Psalm 91, COVID 19, Passion Week and Satan's Epic Mishandling of Scripture

Hi everyone. I promise to continue our walk through Romans 12 next week, but I have been thinking a lot about Psalm 91. Hope this is encouraging.

Read Psalm 91.

If one were to do a google search for “pandemics in the Bible” it wouldn’t be too long before you were directed to Psalm 91. Different words are used (pestilence, plague, etc.) depending on your translation but they all mean the same thing – deadly disease.

Verse 3 says that God “will deliver you…from the deadly pestilence.”

Verses 5-6 says: “You will not fear the terror of the night…nor the pestilence that stalks in darkness.”

Verse 10 says “no evil shall be allowed to befall you, no plague come near your tent.”

This all sounds like wonderfully reassuring news in the midst of our current situation. Do we just have to read Psalm 91 a few times each morning and poof, like a personal force-field, we are immune to COVID19? Do those who trust in the Lord have access to some secret PPE (Personal Protective Equipment) that others do not? Verse 3 also says that those who live in the shelter of the Most High will not get caught in the fowler’s net; which is a nice bonus – you can keep that in your back pocket just in case you find yourself lost in the woods next wild turkey season.

I believe Jesus really did heal people who were sick. And he really did raise people who were dead back to life. And I believe God is fully capable of rescuing and healing people who are sick today and He could end the current pandemic as I type these words or as you read them if He willed it. And we should pray for those things. James instructs us to pray for the healing of the sick (James 5:14). Jesus calls us to pray for God’s kingdom to come and plagues and pestilence and pandemics are not part of God’s kingdom.

I also know that followers of Jesus get sick and that COVID19, cancer, coronaries and all other contagions, contaminates and conditions do not discriminate. I know that suffering is an assumed part of the Christian life. So much so that Paul (Romans 5), Peter (1 Peter 1) and James (James 1) all describe suffering as one of the ways God is shaping us into people of compassion, endurance and hope.

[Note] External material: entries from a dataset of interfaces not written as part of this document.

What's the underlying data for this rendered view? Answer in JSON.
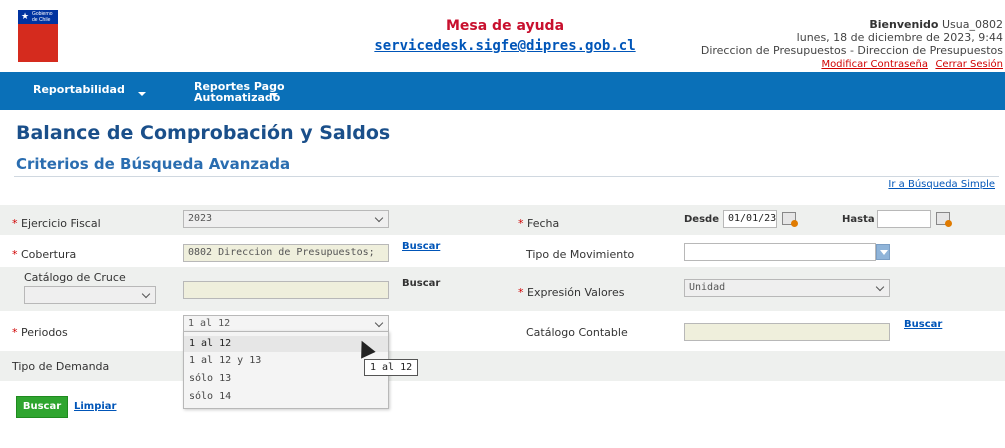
{
  "header": {
    "logo_text_1": "Gobierno",
    "logo_text_2": "de Chile",
    "help_title": "Mesa de ayuda",
    "help_email": "servicedesk.sigfe@dipres.gob.cl",
    "welcome_label": "Bienvenido",
    "user": "Usua_0802",
    "datetime": "lunes, 18 de diciembre de 2023, 9:44",
    "org": "Direccion de Presupuestos - Direccion de Presupuestos",
    "change_password": "Modificar Contraseña",
    "logout": "Cerrar Sesión"
  },
  "nav": {
    "items": [
      {
        "label_1": "Reportabilidad",
        "label_2": ""
      },
      {
        "label_1": "Reportes Pago",
        "label_2": "Automatizado"
      }
    ]
  },
  "page": {
    "title": "Balance de Comprobación y Saldos",
    "subtitle": "Criterios de Búsqueda Avanzada",
    "simple_search_link": "Ir a Búsqueda Simple"
  },
  "form": {
    "required_mark": "*",
    "ejercicio_label": "Ejercicio Fiscal",
    "ejercicio_value": "2023",
    "fecha_label": "Fecha",
    "desde_label": "Desde",
    "desde_value": "01/01/23",
    "hasta_label": "Hasta",
    "hasta_value": "",
    "cobertura_label": "Cobertura",
    "cobertura_value": "0802 Direccion de Presupuestos;",
    "cobertura_buscar": "Buscar",
    "tipo_mov_label": "Tipo de Movimiento",
    "tipo_mov_value": "",
    "catalogo_cruce_label": "Catálogo de Cruce",
    "catalogo_cruce_value": "",
    "catalogo_cruce_buscar": "Buscar",
    "expresion_label": "Expresión Valores",
    "expresion_value": "Unidad",
    "periodos_label": "Periodos",
    "periodos_value": "1 al 12",
    "periodos_options": [
      "1 al 12",
      "1 al 12 y 13",
      "sólo 13",
      "sólo 14"
    ],
    "catalogo_contable_label": "Catálogo Contable",
    "catalogo_contable_buscar": "Buscar",
    "tipo_demanda_label": "Tipo de Demanda",
    "tooltip": "1 al 12"
  },
  "actions": {
    "search_button": "Buscar",
    "clear_link": "Limpiar"
  },
  "colors": {
    "nav_bg": "#0a70b8",
    "title": "#1a4f8a",
    "required": "#d00000",
    "search_button": "#2fa52f"
  }
}
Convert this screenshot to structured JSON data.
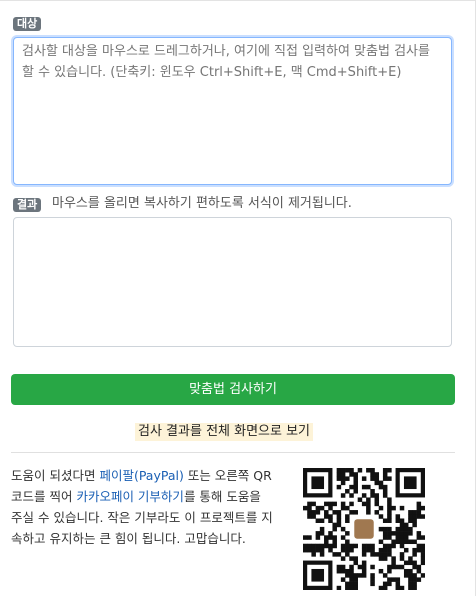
{
  "target_label": "대상",
  "target_placeholder": "검사할 대상을 마우스로 드레그하거나, 여기에 직접 입력하여 맞춤법 검사를 할 수 있습니다. (단축키: 윈도우 Ctrl+Shift+E, 맥 Cmd+Shift+E)",
  "result_label": "결과",
  "result_hint": "마우스를 올리면 복사하기 편하도록 서식이 제거됩니다.",
  "check_button": "맞춤법 검사하기",
  "fullscreen_link": "검사 결과를 전체 화면으로 보기",
  "support": {
    "part1": "도움이 되셨다면 ",
    "paypal_link": "페이팔(PayPal)",
    "part2": " 또는 오른쪽 QR코드를 찍어 ",
    "kakaopay_link": "카카오페이 기부하기",
    "part3": "를 통해 도움을 주실 수 있습니다. 작은 기부라도 이 프로젝트를 지속하고 유지하는 큰 힘이 됩니다. 고맙습니다."
  },
  "qr_icon": "kakaopay-qr-code-icon",
  "colors": {
    "primary_button": "#28a745",
    "badge": "#6c757d",
    "link": "#1a5fb4",
    "highlight": "#fdf3d8",
    "focus_border": "#86b7fe"
  }
}
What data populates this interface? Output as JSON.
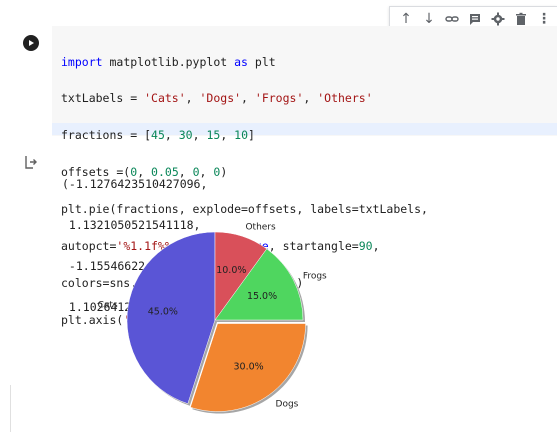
{
  "toolbar": {
    "icons": [
      "arrow-up-icon",
      "arrow-down-icon",
      "link-icon",
      "comment-icon",
      "gear-icon",
      "trash-icon",
      "more-vert-icon"
    ],
    "glyphs": [
      "↑",
      "↓",
      "⛓",
      "▤",
      "⚙",
      "🗑",
      "⋮"
    ]
  },
  "code": {
    "lines": [
      "import matplotlib.pyplot as plt",
      "txtLabels = 'Cats', 'Dogs', 'Frogs', 'Others'",
      "fractions = [45, 30, 15, 10]",
      "offsets =(0, 0.05, 0, 0)",
      "plt.pie(fractions, explode=offsets, labels=txtLabels,",
      "autopct='%1.1f%%', shadow=True, startangle=90,",
      "colors=sns.color_palette('muted') )",
      "plt.axis('equal')"
    ]
  },
  "output": {
    "lines": [
      "(-1.1276423510427096,",
      " 1.1321050521541118,",
      " -1.1554662242543934,",
      " 1.1026412539202821)"
    ]
  },
  "chart_data": {
    "type": "pie",
    "categories": [
      "Cats",
      "Dogs",
      "Frogs",
      "Others"
    ],
    "values": [
      45,
      30,
      15,
      10
    ],
    "percent_labels": [
      "45.0%",
      "30.0%",
      "15.0%",
      "10.0%"
    ],
    "explode": [
      0,
      0.05,
      0,
      0
    ],
    "startangle": 90,
    "shadow": true,
    "colors": [
      "#5a55d6",
      "#f2852f",
      "#4fd65f",
      "#d9505a"
    ]
  }
}
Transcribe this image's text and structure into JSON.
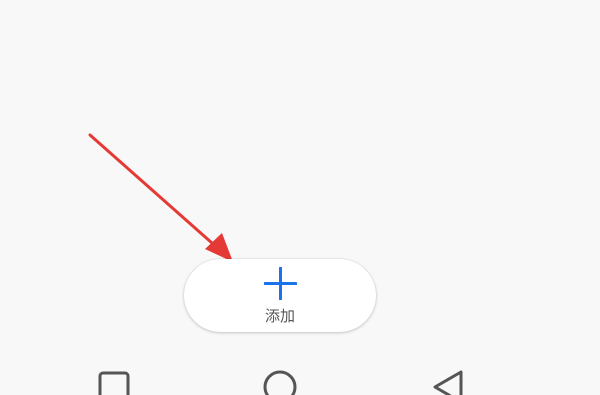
{
  "add_button": {
    "label": "添加",
    "icon": "plus-icon",
    "icon_color": "#1a73e8"
  },
  "annotation": {
    "type": "arrow",
    "color": "#e53935"
  },
  "navbar": {
    "items": [
      {
        "icon": "recent-apps-icon"
      },
      {
        "icon": "home-icon"
      },
      {
        "icon": "back-icon"
      }
    ],
    "icon_color": "#555555"
  }
}
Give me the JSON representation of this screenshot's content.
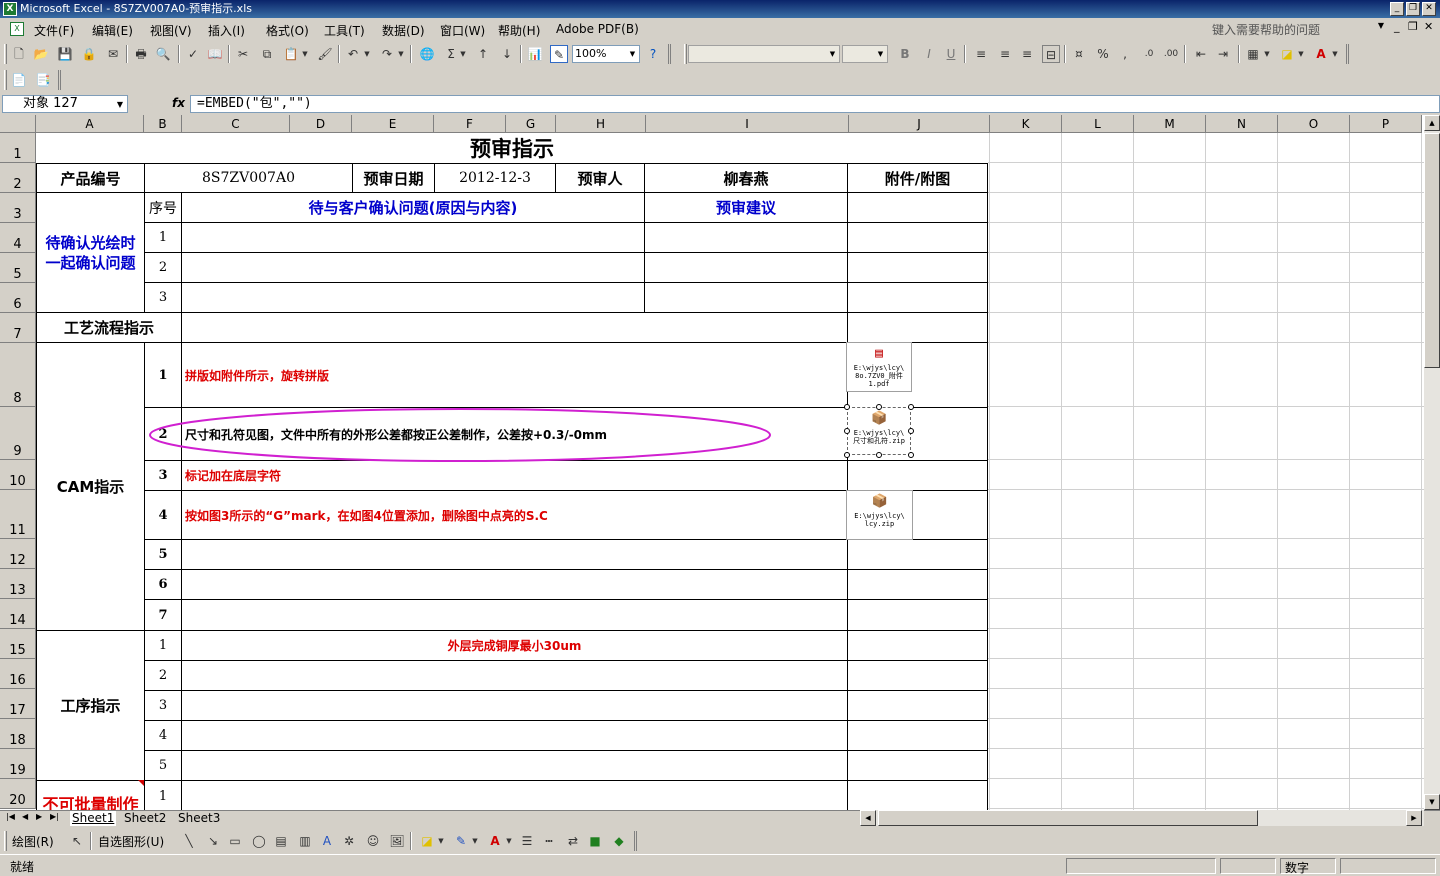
{
  "window": {
    "title": "Microsoft Excel - 8S7ZV007A0-预审指示.xls",
    "app_icon": "X"
  },
  "menu": {
    "items": [
      "文件(F)",
      "编辑(E)",
      "视图(V)",
      "插入(I)",
      "格式(O)",
      "工具(T)",
      "数据(D)",
      "窗口(W)",
      "帮助(H)",
      "Adobe PDF(B)"
    ],
    "help_placeholder": "键入需要帮助的问题"
  },
  "toolbar": {
    "zoom": "100%"
  },
  "formula_bar": {
    "name_box": "对象 127",
    "fx": "fx",
    "formula": "=EMBED(\"包\",\"\")"
  },
  "columns": [
    "A",
    "B",
    "C",
    "D",
    "E",
    "F",
    "G",
    "H",
    "I",
    "J",
    "K",
    "L",
    "M",
    "N",
    "O",
    "P"
  ],
  "rows": [
    "1",
    "2",
    "3",
    "4",
    "5",
    "6",
    "7",
    "8",
    "9",
    "10",
    "11",
    "12",
    "13",
    "14",
    "15",
    "16",
    "17",
    "18",
    "19",
    "20"
  ],
  "sheet": {
    "title": "预审指示",
    "product_no_label": "产品编号",
    "product_no": "8S7ZV007A0",
    "review_date_label": "预审日期",
    "review_date": "2012-12-3",
    "reviewer_label": "预审人",
    "reviewer": "柳春燕",
    "attachment_label": "附件/附图",
    "confirm_section": "待确认光绘时一起确认问题",
    "seq_label": "序号",
    "question_header": "待与客户确认问题(原因与内容)",
    "suggestion_header": "预审建议",
    "confirm_rows": [
      "1",
      "2",
      "3"
    ],
    "process_flow_label": "工艺流程指示",
    "cam_label": "CAM指示",
    "cam_rows": [
      {
        "no": "1",
        "text": "拼版如附件所示，旋转拼版"
      },
      {
        "no": "2",
        "text": "尺寸和孔符见图，文件中所有的外形公差都按正公差制作，公差按+0.3/-0mm"
      },
      {
        "no": "3",
        "text": "标记加在底层字符"
      },
      {
        "no": "4",
        "text": "按如图3所示的“G”mark，在如图4位置添加，删除图中点亮的S.C"
      },
      {
        "no": "5",
        "text": ""
      },
      {
        "no": "6",
        "text": ""
      },
      {
        "no": "7",
        "text": ""
      }
    ],
    "process_label": "工序指示",
    "process_rows": [
      {
        "no": "1",
        "text": "外层完成铜厚最小30um"
      },
      {
        "no": "2",
        "text": ""
      },
      {
        "no": "3",
        "text": ""
      },
      {
        "no": "4",
        "text": ""
      },
      {
        "no": "5",
        "text": ""
      }
    ],
    "no_batch_label": "不可批量制作",
    "no_batch_rows": [
      "1"
    ],
    "embeds": [
      {
        "icon": "pdf-icon",
        "line1": "E:\\wjys\\lcy\\",
        "line2": "8o.7ZV0_附件1.pdf"
      },
      {
        "icon": "package-icon",
        "line1": "E:\\wjys\\lcy\\",
        "line2": "尺寸和孔符.zip"
      },
      {
        "icon": "package-icon",
        "line1": "E:\\wjys\\lcy\\",
        "line2": "lcy.zip"
      }
    ]
  },
  "tabs": [
    "Sheet1",
    "Sheet2",
    "Sheet3"
  ],
  "drawing": {
    "draw_label": "绘图(R)",
    "autoshape_label": "自选图形(U)"
  },
  "status": {
    "ready": "就绪",
    "mode": "数字"
  },
  "colors": {
    "blue_text": "#0000cc",
    "red_text": "#dd0000",
    "highlight_ellipse": "#d020d0"
  }
}
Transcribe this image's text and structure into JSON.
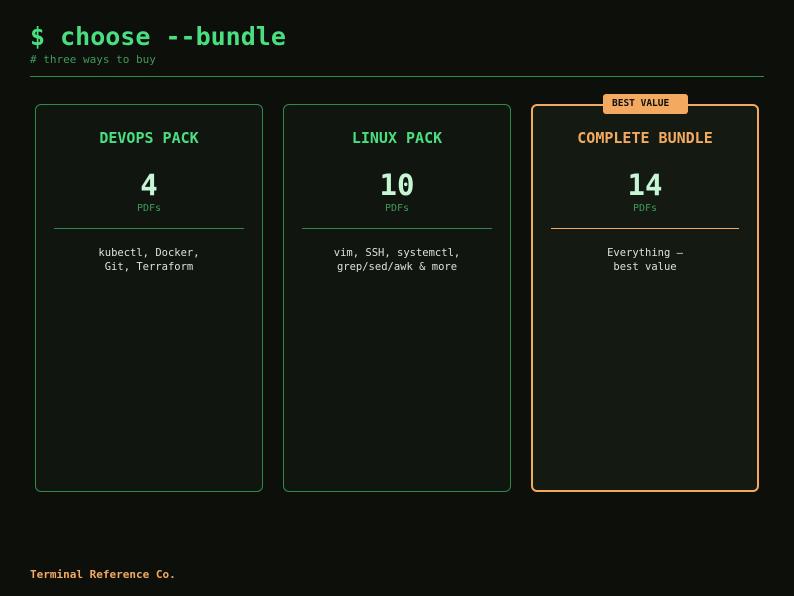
{
  "header": {
    "title": "$ choose --bundle",
    "subtitle": "# three ways to buy"
  },
  "bundles": [
    {
      "name": "DEVOPS PACK",
      "count": "4",
      "unit": "PDFs",
      "description_lines": [
        "kubectl, Docker,",
        "Git, Terraform"
      ],
      "highlighted": false
    },
    {
      "name": "LINUX PACK",
      "count": "10",
      "unit": "PDFs",
      "description_lines": [
        "vim, SSH, systemctl,",
        "grep/sed/awk & more"
      ],
      "highlighted": false
    },
    {
      "name": "COMPLETE BUNDLE",
      "count": "14",
      "unit": "PDFs",
      "description_lines": [
        "Everything —",
        "best value"
      ],
      "highlighted": true,
      "badge": "BEST VALUE"
    }
  ],
  "footer": {
    "brand": "Terminal Reference Co."
  },
  "colors": {
    "background": "#0d0f0b",
    "accent_green": "#4ade80",
    "muted_green": "#3f9a5a",
    "accent_orange": "#f4a961",
    "count_text": "#c6f6d5"
  }
}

I also know it is Passion Week and our elder brother Jesus was not spared great suffering. He suffered under Pontius Pilate, was crucified dead and buried. And no servant is greater than his master.

So what are we to make of Psalm 91? It is a beautiful Psalm. It is inspired Scripture. But, it is easy to either see it as naive hyperbole, far removed from reality, or to mishandle it and assume it promises what it does not truly promise.

Sheltering in the LORD

Many of us around the world are currently being called to shelter at home. For some that has been a surprisingly refreshing break from an all-too-chaotic lifestyle. For others sheltering at home has only intensified and clamped down pressure on broken relationships, loneliness, challenging children, and financial fragility. For many, home has never been a safe place. Lord, have mercy.

Psalm 91 invites us to a different kind of dwelling place. The Psalm begins “He who dwells in the shelter of the Most High will abide in the shadow of the Almighty.” Verse 9 repeats the same idea, “Because you have made the Lord your dwelling place – the Most High, who is my refuge, no evil shall befall you.” Where do you dwell? Home, we believe, is supposed to be our place of comfort, rest and safety. But, that can only be true if he Lord is our home.

What have we learned the last few weeks if not that every other house is made of cards? The distraction of busy lives, the strength of the market, our cultural tendency to sweep the sick and elderly and vulnerable under the rug lest we remember our own mortality, have all begun to wobble or have already toppled.